Australia Zoo History

From Then to Now!

Steve was born into wildlife, growing up on Queensland’s Sunshine Coast, helping his parents at the ‘Beerwah Reptile Park’. Established in 1970, this two-acre wildlife park was home to native wildlife such as lace monitors, tiger snakes, freshwater crocodiles, magpie geese and kangaroos. Many of the kangaroos were cared for in homemade pouches by Steve’s mum, Lyn. She was an extraordinary wildlife rehabilitator and was quite skilled in nursing injured and orphaned animals, rehabilitating them before returning them to the wild.



Steve demonstrated an uncanny gift with wildlife from a very young age. He would go on field trips with his family right through the 1970s, helping to relocate problem crocodiles, study snakes in Queensland’s deserts and assisted the university with bird surveys as he was incredibly skilled at climbing trees.

By the 1980s, the wildlife park had expanded to four acres, had two full-time staff and was re-branded as the ‘Queensland Reptile and Fauna Park’. At this stage, Steve was enlisted by the Queensland Government to help with crocodiles, by volunteering for the East-Coast Crocodile Management Program and captured well over 100 crocodiles, which were either relocated or housed within the family’s park.



It was during this same time that the Queensland Reptile and Fauna Park became the home of a beautiful Galapagos tortoise, named Harriet. She became an iconic member of the park, much loved by staff and guests. Harriet lived out the last two decades of her life with the Irwin family before she passed away in June 2006.

In 1991, Steve took over the management of the small wildlife park and, not long after, he met
Terri Raines, from Eugene, Oregon, when she visited the park. Steve’s passion for reptiles was matched by Terri’s love for predatory mammals. The two were very much kindred spirits.

Their lives changed dramatically when, on the 4th June 1992, Steve and Terri married, beginning a life of adventure.



Instead of a honeymoon, the couple took the chance to embark on a crocodile rescue mission, filming this experience. This became the first episode of The Crocodile Hunter documentary series.

As the popularity of The Crocodile Hunter grew, Steve and Terri changed the name of their now growing wildlife park to ‘Australia Zoo’. Their mission was to make this zoo the very best in Australia, if not the world! Extensive efforts were made to create habitats, so that all zoo animals could be exhibited in natural environments.

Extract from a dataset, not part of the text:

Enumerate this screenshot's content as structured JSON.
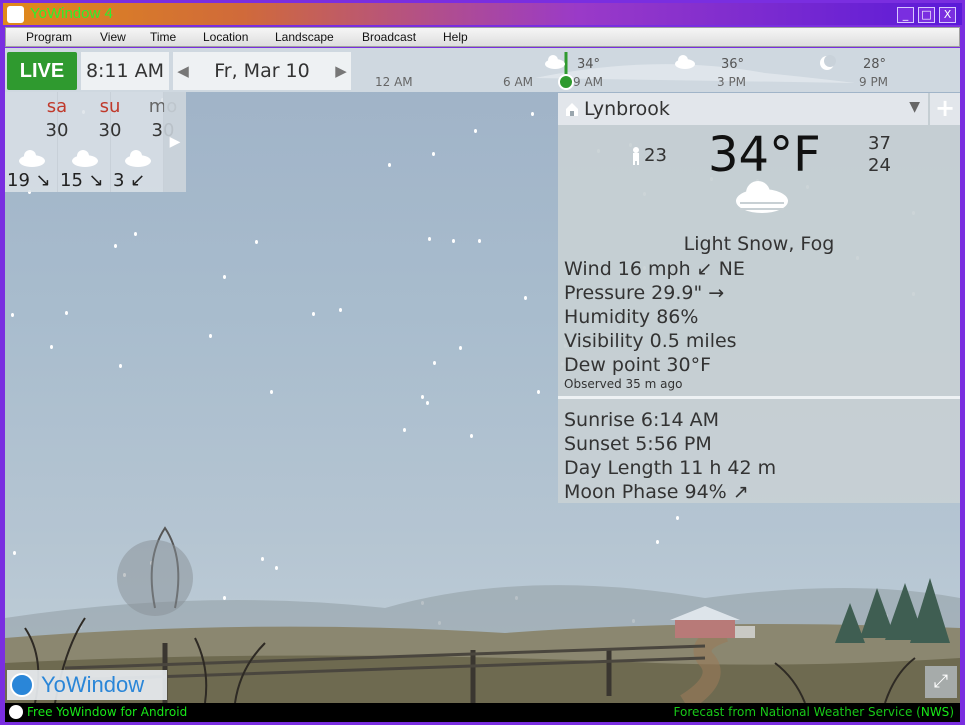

Australia Zoo expanded, as did the Irwin family. Steve and Terri were blessed with the births of two beautiful children; Bindi, in 1998 and Robert, in 2003. Both Bindi and Robert soon developed a deep love of wildlife, just like their parents.



As filming generated extra funds, Steve and Terri had agreed to put all money raised from filming and merchandise back into conservation. From its humble beginnings as an avocado packing shed, they established the Australia Zoo Wildlife Hospital. In 2004, Steve dedicated the Australia Zoo Wildlife Hospital to his mum, after her tragic passing in 2000. This world-class facility continues to rescue, rehabilitate and release over 7000 native Australian animals every year.

Steve and Terri would go on to film over 300 episodes of The Crocodile Hunter, Croc Diaries, Croc Files, New Breed Vets, Ghosts of War and Bindi: The Jungle Girl. These programs have been enjoyed by over 500 million viewers world-wide.

On 4 September 2006, we heartbreakingly lost Steve in an accident while he was snorkelling on the Great Barrier Reef. The world mourned with us.

Terri, Bindi and Robert’s efforts today honour the greatest Wildlife Warrior who ever lived. They are ensuring that Steve’s legacy lives on. Australia Zoo now encompasses over 700 acres and employs over 500 staff, continuing Steve’s mission of “Conservation Through Exciting Education”.